View Full Version : Low Maintenance Show Tank with Adult Discus

12-30-2015, 10:43 AM
Low Maintenance Show Tank With Adult Discus


My tank journal consists of the following parts:

Part 1 Introduction
Part 2 The Fish
Part 3 Maintaining a Clean Tank
Part 4 The Filtration System
Part 5 How the Filtration System Functions
Part 6 LED Lighting System
Part 7 Water Exchange

Part 1 Introduction

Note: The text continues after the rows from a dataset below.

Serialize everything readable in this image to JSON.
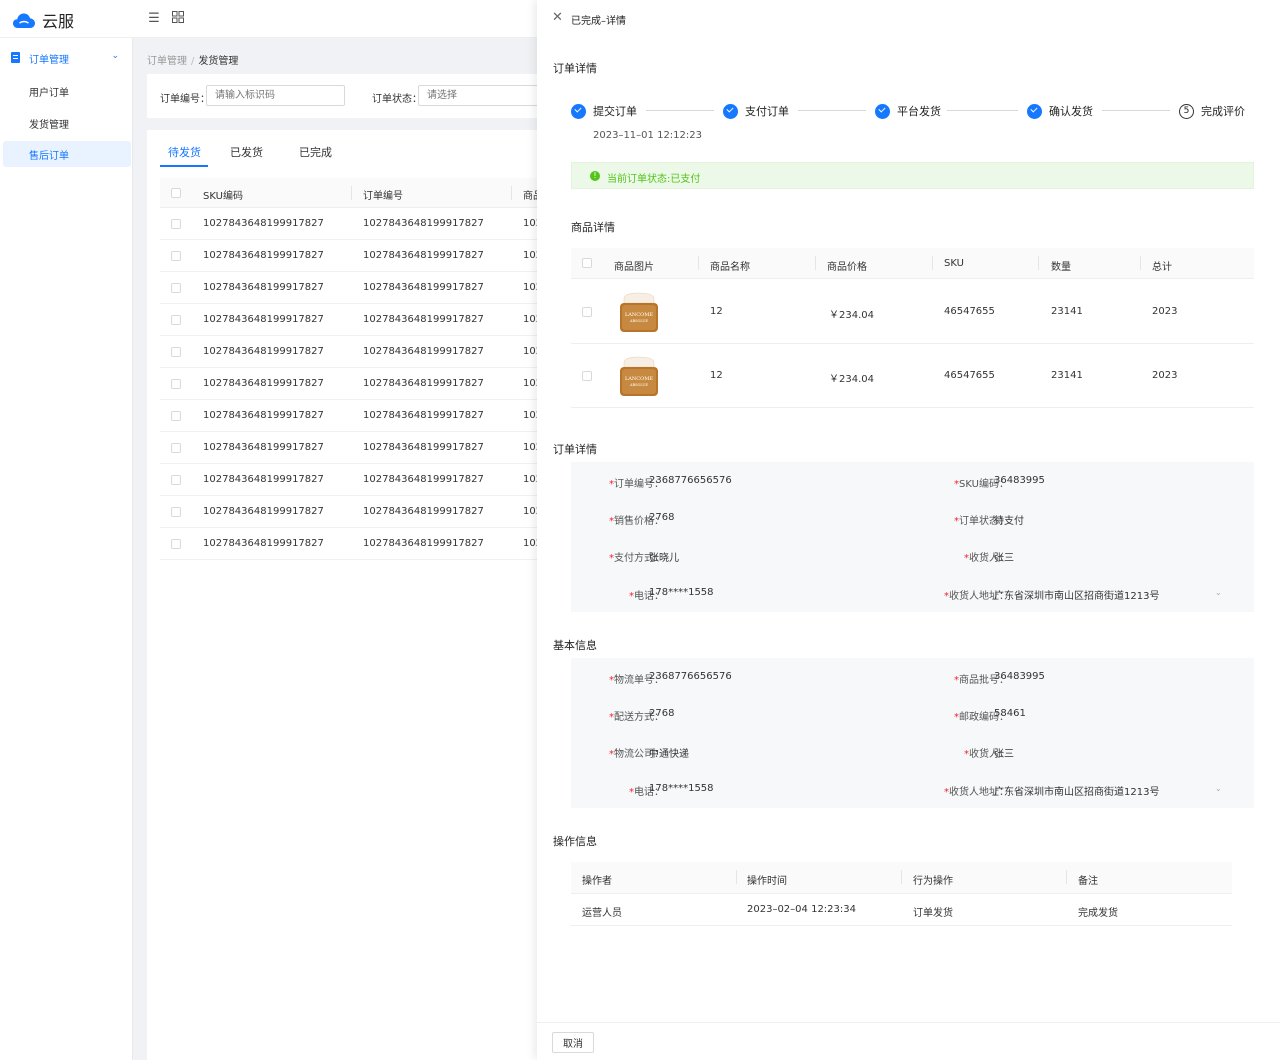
{
  "app": {
    "name": "云服"
  },
  "sidebar": {
    "group": "订单管理",
    "items": [
      {
        "label": "用户订单"
      },
      {
        "label": "发货管理"
      },
      {
        "label": "售后订单"
      }
    ]
  },
  "breadcrumb": {
    "parent": "订单管理",
    "separator": "/",
    "current": "发货管理"
  },
  "filters": {
    "order_no_label": "订单编号：",
    "order_no_placeholder": "请输入标识码",
    "status_label": "订单状态：",
    "status_placeholder": "请选择"
  },
  "list": {
    "tabs": [
      "待发货",
      "已发货",
      "已完成"
    ],
    "columns": [
      "SKU编码",
      "订单编号",
      "商品"
    ],
    "rows": [
      [
        "1027843648199917827",
        "1027843648199917827",
        "102"
      ],
      [
        "1027843648199917827",
        "1027843648199917827",
        "102"
      ],
      [
        "1027843648199917827",
        "1027843648199917827",
        "102"
      ],
      [
        "1027843648199917827",
        "1027843648199917827",
        "102"
      ],
      [
        "1027843648199917827",
        "1027843648199917827",
        "102"
      ],
      [
        "1027843648199917827",
        "1027843648199917827",
        "102"
      ],
      [
        "1027843648199917827",
        "1027843648199917827",
        "102"
      ],
      [
        "1027843648199917827",
        "1027843648199917827",
        "102"
      ],
      [
        "1027843648199917827",
        "1027843648199917827",
        "102"
      ],
      [
        "1027843648199917827",
        "1027843648199917827",
        "102"
      ],
      [
        "1027843648199917827",
        "1027843648199917827",
        "102"
      ]
    ]
  },
  "drawer": {
    "title": "已完成–详情",
    "order_section": "订单详情",
    "steps": [
      {
        "label": "提交订单",
        "done": true
      },
      {
        "label": "支付订单",
        "done": true
      },
      {
        "label": "平台发货",
        "done": true
      },
      {
        "label": "确认发货",
        "done": true
      },
      {
        "label": "完成评价",
        "done": false,
        "num": "5"
      }
    ],
    "step_time": "2023–11–01 12:12:23",
    "alert": "当前订单状态:已支付",
    "goods_title": "商品详情",
    "goods_columns": [
      "商品图片",
      "商品名称",
      "商品价格",
      "SKU",
      "数量",
      "总计"
    ],
    "goods_rows": [
      {
        "name": "12",
        "price": "￥234.04",
        "sku": "46547655",
        "qty": "23141",
        "total": "2023"
      },
      {
        "name": "12",
        "price": "￥234.04",
        "sku": "46547655",
        "qty": "23141",
        "total": "2023"
      }
    ],
    "product_brand": "LANCOME",
    "product_line": "ABSOLUE",
    "order_detail_title": "订单详情",
    "order_detail": {
      "left": [
        {
          "label": "订单编号：",
          "value": "2368776656576"
        },
        {
          "label": "销售价格：",
          "value": "2768"
        },
        {
          "label": "支付方式：",
          "value": "张晓儿"
        },
        {
          "label": "电话：",
          "value": "178****1558"
        }
      ],
      "right": [
        {
          "label": "SKU编码：",
          "value": "36483995"
        },
        {
          "label": "订单状态：",
          "value": "待支付"
        },
        {
          "label": "收货人：",
          "value": "张三"
        },
        {
          "label": "收货人地址：",
          "value": "广东省深圳市南山区招商街道1213号"
        }
      ]
    },
    "basic_title": "基本信息",
    "basic_info": {
      "left": [
        {
          "label": "物流单号：",
          "value": "2368776656576"
        },
        {
          "label": "配送方式：",
          "value": "2768"
        },
        {
          "label": "物流公司：",
          "value": "中通快递"
        },
        {
          "label": "电话：",
          "value": "178****1558"
        }
      ],
      "right": [
        {
          "label": "商品批号：",
          "value": "36483995"
        },
        {
          "label": "邮政编码：",
          "value": "58461"
        },
        {
          "label": "收货人：",
          "value": "张三"
        },
        {
          "label": "收货人地址：",
          "value": "广东省深圳市南山区招商街道1213号"
        }
      ]
    },
    "ops_title": "操作信息",
    "ops_columns": [
      "操作者",
      "操作时间",
      "行为操作",
      "备注"
    ],
    "ops_rows": [
      [
        "运营人员",
        "2023–02–04 12:23:34",
        "订单发货",
        "完成发货"
      ]
    ],
    "cancel_label": "取消"
  },
  "colors": {
    "primary": "#1677ff",
    "success": "#52c41a",
    "required": "#f5222d",
    "product_gold": "#b8742a"
  }
}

This journal is about my 100 g show tank that displays the beautiful colors of my fish, creating healthy conditions for them, and yet requires a minimum amount of maintenance to keep it pristine clean. I have approached this from every aspect that I can think of in an effort to maximize the esthetic beauty of the fish and the tank environment, while not going all the way with a planted tank. This is because I am simply not willing to invest the time and effort required to maintain such a tank. In fact, I have put together a non-planted tank that requires an absolute minimum effort to keep it clean. To accomplish the visual appeal of my tank requires attention to many different factors, including lighting, water clarity, choice of decorative items, the type and style of tank, filtration system, tank water circulation, what and how the fish are fed, and other factors. In my tank journal, I'm going to explain all the different systems that I have designed and built that support the show tank. This effort is a work in progress because I still making modifications even after several years.

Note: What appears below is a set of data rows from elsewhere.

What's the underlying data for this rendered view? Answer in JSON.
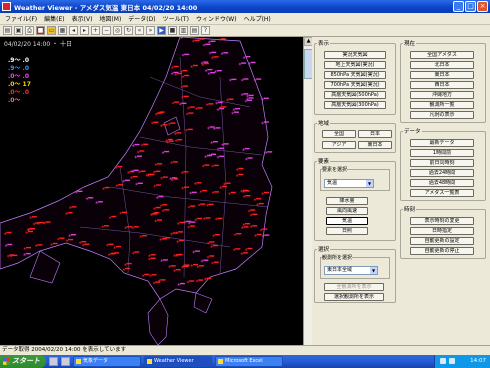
{
  "window": {
    "title": "Weather Viewer - アメダス気温 東日本 04/02/20 14:00",
    "minimize": "_",
    "maximize": "□",
    "close": "×"
  },
  "menu": [
    "ファイル(F)",
    "編集(E)",
    "表示(V)",
    "地図(M)",
    "データ(D)",
    "ツール(T)",
    "ウィンドウ(W)",
    "ヘルプ(H)"
  ],
  "toolbar_icons": [
    "open-icon",
    "save-icon",
    "print-icon",
    "red-square-icon",
    "folder-icon",
    "grid-icon",
    "back-icon",
    "forward-icon",
    "zoom-in-icon",
    "zoom-out-icon",
    "zoom-fit-icon",
    "refresh-icon",
    "prev-icon",
    "next-icon",
    "play-icon",
    "stop-icon",
    "chart-icon",
    "table-icon",
    "help-icon"
  ],
  "map": {
    "date_label": "04/02/20 14:00 ・ 十日",
    "legend": [
      {
        "label": ".9～ .0",
        "color": "#ffffff"
      },
      {
        "label": ".9～ .0",
        "color": "#4a8cff"
      },
      {
        "label": ".0～ .0",
        "color": "#ff40ff"
      },
      {
        "label": ".0～ 17",
        "color": "#ffd000"
      },
      {
        "label": ".0～ .0",
        "color": "#ff3030"
      },
      {
        "label": ".0～",
        "color": "#ff60c0"
      }
    ],
    "colors": {
      "primary": "#ff2020",
      "secondary": "#e040e0",
      "coast": "#c080ff"
    }
  },
  "panel": {
    "groups": {
      "display": "表示",
      "region": "地域",
      "element": "要素",
      "select": "選択",
      "current": "現在",
      "data": "データ",
      "time": "時刻"
    },
    "display_buttons": [
      "実況天気図",
      "地上天気図(実況)",
      "850hPa 天気図(実況)",
      "700hPa 天気図(実況)",
      "高層天気図(500hPa)",
      "高層天気図(300hPa)"
    ],
    "region_buttons": [
      "全国",
      "日本",
      "アジア",
      "東日本"
    ],
    "element_label": "要素を選択",
    "element_value": "気温",
    "element_buttons": [
      "降水量",
      "風向風速",
      "気温",
      "日照"
    ],
    "select_label": "観測所を選択",
    "select_value": "東日本全域",
    "select_buttons": [
      "全観測所を表示",
      "選択観測所を表示"
    ],
    "current_buttons": [
      "全国アメダス",
      "北日本",
      "東日本",
      "西日本",
      "沖縄地方",
      "観測所一覧",
      "凡例の表示"
    ],
    "data_buttons": [
      "最新データ",
      "1時間前",
      "前日同時刻",
      "過去24時間",
      "過去48時間",
      "アメダス一覧表"
    ],
    "time_buttons": [
      "表示時刻の変更",
      "日時指定",
      "自動更新の設定",
      "自動更新の停止"
    ]
  },
  "status": "データ取得 2004/02/20 14:00 を表示しています",
  "taskbar": {
    "start": "スタート",
    "tasks": [
      "Weather Viewer",
      "気象データ",
      "Microsoft Excel"
    ],
    "clock": "14:07"
  }
}
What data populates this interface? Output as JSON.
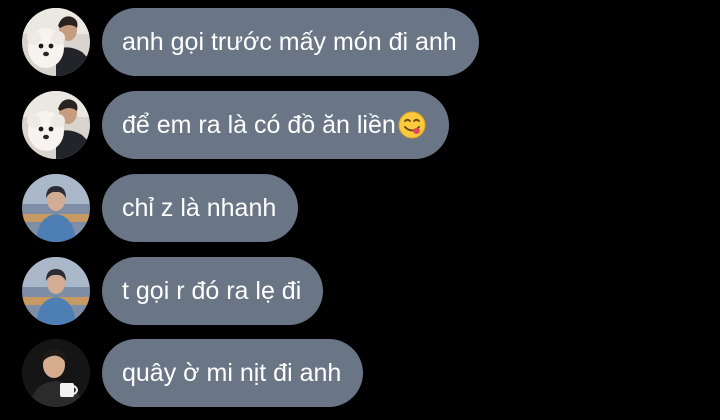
{
  "conversation": {
    "messages": [
      {
        "avatar": "avatar-man-with-white-dog",
        "text": "anh gọi trước mấy món đi anh"
      },
      {
        "avatar": "avatar-man-with-white-dog",
        "text": "để em ra là có đồ ăn liền",
        "emoji": "face-savoring-food-emoji"
      },
      {
        "avatar": "avatar-person-blue-hoodie",
        "text": "chỉ z là nhanh"
      },
      {
        "avatar": "avatar-person-blue-hoodie",
        "text": "t gọi r đó ra lẹ đi"
      },
      {
        "avatar": "avatar-man-with-mug",
        "text": "quây ờ mi nịt đi anh"
      }
    ]
  },
  "colors": {
    "background": "#000000",
    "bubble": "#6a7686",
    "text": "#ffffff"
  }
}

What Is Low Maintenance-- Once a month I spend about two hours cleaning the tank and the filters. Other than that the only thing I do is feed the fish daily. There's no need to vacuum feces or uneaten food from the tank because the filtration system removes it automatically. Algae and slime are eliminated so that tank cleaning at the end of the month is very simple to accomplish. The tank remains pristine clean during the entire month because the filtration system does most of the work for me. I plan to present a detailed description about what these systems are, and how they function.

The Setup for the Tank and Supporting Systems-- The show tank is located in our family room which is adjacent to the kitchen. The pumps, filtration, and water exchange systems are all located in the basement where they are out of sight, quiet, and easily accessed for servicing. I chose an all glass bow tank from Aqua Vim. I wanted to stay away from acrylic because it scratches ealsiy and this really messes up the visual appeal. The glass is 1/2 inch thick and after having it for a few years, there no scratches whatsoever on on the front glass. The glass bow front has been perfectly formed without any distortion at all. I chose black cherry for the cabinet and I'm really glad I did. When one first looks at the aquarium, they are immediately drawn to look at what's inside the tank rather than looking at the cabinet which is somewhat invisible (almost stealthy). Visitors to our home are always sucked into looking at the aquarium and commenting on it. The top part of the cabinet hides the lighting fixtures and tank top which are accessible with a hinged door that opens upward. The overall impact is really quite stunning. It presents a challenge to photograph, however, because there's such a huge contrast difference between the black cabinet and the lighted tank.

Picture 1-1 100g Aqua Vim Corner Bow, Black Cherry Cabinet:

Emergency Backup Power System--We live in a rural area in Arkansas where we are subject to ice storms. Once we were without power for ten days. So we installed a 17.5 KW generator that will run everything in the house, including the air conditioner if necessary. It runs on propane and there is a 1000 gal tank that will provide us service for 30 days (assuming 24/7 operation). It is not uncommon to be without utility power for at least a day or two during the winter here, so it's comforting to know that my fish will survive thru most emergencies.

Source Water-- We also have our own water source (private well). The water comes from 500 feet down and is really nice stuff for keeping discus. The water has been tested a few times and the results always comes up free from heavy metals with zero ammonia, nitrites, nitrates, and phosphates. There is no variation in TDS, Ph, or temperature throughout the year. The price is right too, electrical cost to pump 1000 gal is $0.18.